╭─ Stored data

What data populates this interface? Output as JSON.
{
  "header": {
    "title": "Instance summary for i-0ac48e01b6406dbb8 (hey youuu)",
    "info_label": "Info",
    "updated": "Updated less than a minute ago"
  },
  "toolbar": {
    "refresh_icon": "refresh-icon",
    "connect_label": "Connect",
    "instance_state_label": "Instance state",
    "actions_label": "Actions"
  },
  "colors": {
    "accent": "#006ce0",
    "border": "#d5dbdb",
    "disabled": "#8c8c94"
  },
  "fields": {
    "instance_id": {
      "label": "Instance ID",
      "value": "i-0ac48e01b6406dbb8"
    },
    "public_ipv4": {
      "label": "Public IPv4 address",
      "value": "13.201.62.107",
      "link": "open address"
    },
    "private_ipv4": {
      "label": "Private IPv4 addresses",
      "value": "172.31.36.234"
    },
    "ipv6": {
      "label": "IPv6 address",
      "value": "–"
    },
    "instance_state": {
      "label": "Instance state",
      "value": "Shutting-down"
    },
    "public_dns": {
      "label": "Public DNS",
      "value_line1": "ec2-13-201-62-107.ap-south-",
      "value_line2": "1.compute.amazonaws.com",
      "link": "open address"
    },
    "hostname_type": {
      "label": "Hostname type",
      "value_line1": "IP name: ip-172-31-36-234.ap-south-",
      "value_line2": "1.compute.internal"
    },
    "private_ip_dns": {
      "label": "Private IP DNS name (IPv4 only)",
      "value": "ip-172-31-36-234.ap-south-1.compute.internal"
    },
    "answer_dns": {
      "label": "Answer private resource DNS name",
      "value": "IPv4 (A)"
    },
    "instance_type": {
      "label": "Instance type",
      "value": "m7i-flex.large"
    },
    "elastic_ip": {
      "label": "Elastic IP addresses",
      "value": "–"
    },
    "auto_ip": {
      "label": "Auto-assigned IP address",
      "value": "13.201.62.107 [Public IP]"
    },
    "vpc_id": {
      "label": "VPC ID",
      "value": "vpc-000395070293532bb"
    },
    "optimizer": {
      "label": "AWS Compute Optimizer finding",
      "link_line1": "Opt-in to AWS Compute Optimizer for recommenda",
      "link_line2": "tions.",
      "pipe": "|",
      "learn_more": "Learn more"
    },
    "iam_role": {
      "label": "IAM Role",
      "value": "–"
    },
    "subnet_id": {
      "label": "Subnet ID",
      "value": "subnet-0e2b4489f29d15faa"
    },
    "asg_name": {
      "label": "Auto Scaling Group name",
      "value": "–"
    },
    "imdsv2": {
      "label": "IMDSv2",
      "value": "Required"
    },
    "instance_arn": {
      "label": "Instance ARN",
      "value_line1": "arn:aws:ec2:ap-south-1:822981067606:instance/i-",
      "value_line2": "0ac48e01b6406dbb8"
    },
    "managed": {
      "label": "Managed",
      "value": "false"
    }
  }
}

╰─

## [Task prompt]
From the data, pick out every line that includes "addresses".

## [Answer to the exercise]
      "label": "Private IPv4 addresses",
      "label": "Elastic IP addresses",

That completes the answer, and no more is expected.